There was no threat for the population. No emissions of volcanic dust were registered in neighbouring villages.
The volcano spewed ash at 03:45 local time (19:45 Moscow time on April 18).
At present, an earthquake lasting for more than 20 minutes was registered at the volcano.
Reports on ash emissions from Shiveluch have been made daily since April 16. The strongest ash cloud spewed by the volcano to an altitude of 9.5 kilometers above sea level was registered on April 17.
The Shiveluch volcano has been showing high activity for around four weeks, said Nikolai Seliverstov, the deputy director for research work of the Institute of Volcanology and Seismology, the Russian Academy of Sciences’ Far Eastern department.
“This is a normal state for Shiveluch and nothing extraordinary is happening,” he said noting that “there are no preconditions for catastrophic eruptions of the volcano.”

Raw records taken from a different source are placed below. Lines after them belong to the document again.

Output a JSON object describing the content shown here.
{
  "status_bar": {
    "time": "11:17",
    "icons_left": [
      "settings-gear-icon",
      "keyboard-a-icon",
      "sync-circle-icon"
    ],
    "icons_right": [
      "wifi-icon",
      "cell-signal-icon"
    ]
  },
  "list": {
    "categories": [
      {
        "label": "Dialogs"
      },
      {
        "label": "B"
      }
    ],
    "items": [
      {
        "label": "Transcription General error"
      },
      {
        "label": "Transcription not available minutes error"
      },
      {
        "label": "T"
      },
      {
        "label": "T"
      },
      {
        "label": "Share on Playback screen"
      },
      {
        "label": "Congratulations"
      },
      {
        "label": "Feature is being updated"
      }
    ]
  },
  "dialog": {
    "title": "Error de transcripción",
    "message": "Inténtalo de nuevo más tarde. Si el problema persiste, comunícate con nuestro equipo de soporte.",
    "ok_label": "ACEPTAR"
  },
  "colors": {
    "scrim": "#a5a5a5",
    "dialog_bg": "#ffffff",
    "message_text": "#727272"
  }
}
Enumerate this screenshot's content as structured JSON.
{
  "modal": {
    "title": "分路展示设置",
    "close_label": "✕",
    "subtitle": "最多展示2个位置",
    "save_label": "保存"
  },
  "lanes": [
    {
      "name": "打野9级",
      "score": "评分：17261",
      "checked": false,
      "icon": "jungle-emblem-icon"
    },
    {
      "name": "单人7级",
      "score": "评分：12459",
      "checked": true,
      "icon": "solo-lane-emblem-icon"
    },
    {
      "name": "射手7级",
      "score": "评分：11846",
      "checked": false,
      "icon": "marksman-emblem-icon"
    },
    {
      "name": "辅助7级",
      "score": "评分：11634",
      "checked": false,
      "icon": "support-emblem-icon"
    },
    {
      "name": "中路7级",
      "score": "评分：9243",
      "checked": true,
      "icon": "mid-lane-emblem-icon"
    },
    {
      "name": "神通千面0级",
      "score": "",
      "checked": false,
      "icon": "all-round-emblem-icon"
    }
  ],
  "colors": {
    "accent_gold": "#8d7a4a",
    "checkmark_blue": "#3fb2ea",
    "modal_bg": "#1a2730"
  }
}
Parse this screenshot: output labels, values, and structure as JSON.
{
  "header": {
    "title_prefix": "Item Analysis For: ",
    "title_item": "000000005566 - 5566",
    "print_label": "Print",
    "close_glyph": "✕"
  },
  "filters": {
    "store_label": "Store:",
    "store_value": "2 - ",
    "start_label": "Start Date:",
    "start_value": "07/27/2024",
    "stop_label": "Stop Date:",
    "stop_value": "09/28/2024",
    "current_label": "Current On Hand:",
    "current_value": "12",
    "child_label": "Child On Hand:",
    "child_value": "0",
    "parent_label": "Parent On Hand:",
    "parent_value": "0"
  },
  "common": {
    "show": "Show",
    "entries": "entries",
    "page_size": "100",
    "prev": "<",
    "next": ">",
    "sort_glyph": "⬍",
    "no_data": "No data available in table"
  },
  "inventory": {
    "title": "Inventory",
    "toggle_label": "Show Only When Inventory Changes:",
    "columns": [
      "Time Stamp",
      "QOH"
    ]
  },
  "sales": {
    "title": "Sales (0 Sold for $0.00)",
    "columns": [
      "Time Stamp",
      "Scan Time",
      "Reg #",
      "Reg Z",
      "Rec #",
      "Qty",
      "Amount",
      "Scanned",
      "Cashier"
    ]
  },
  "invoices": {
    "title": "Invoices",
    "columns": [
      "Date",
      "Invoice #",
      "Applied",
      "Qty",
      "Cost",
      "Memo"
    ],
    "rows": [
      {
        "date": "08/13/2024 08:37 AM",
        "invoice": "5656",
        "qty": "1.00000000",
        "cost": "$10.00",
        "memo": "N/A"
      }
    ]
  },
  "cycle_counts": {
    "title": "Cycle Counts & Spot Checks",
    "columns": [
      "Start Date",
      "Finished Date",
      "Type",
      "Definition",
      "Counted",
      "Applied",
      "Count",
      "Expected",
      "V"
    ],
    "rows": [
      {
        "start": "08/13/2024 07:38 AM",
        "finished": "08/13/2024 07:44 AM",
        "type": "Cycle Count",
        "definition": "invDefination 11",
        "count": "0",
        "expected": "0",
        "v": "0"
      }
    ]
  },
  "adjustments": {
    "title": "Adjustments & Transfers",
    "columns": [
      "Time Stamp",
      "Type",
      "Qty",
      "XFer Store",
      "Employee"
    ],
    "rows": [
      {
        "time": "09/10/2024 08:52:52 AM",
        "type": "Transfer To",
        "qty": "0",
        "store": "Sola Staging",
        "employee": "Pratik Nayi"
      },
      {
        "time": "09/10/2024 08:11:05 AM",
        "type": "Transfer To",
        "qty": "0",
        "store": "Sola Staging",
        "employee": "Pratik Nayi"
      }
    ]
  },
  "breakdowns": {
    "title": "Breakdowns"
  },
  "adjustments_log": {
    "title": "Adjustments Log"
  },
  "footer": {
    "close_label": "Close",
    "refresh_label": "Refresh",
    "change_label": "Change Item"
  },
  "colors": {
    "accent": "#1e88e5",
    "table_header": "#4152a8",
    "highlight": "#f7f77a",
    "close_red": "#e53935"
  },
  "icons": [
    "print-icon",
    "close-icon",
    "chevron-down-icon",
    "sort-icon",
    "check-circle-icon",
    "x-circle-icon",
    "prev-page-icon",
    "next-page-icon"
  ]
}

Seliverstov explained that Shiveluch’s crater constantly grows and destroys its lava dome. Ash spewed into atmosphere mainly falls at the volcano’s foot.
Shiveluch is the northernmost active volcano on the Kamchatka Peninsula. It is located 450 kilometers northeast of Petropavlovsk-Kamchatsky. Catastrophic eruptions took place in 1864 and 1964, when a large part of the lava dome collapsed and created a devastating debris avalanche. Specialists have been continuously monitoring the volcano for more than 30 years.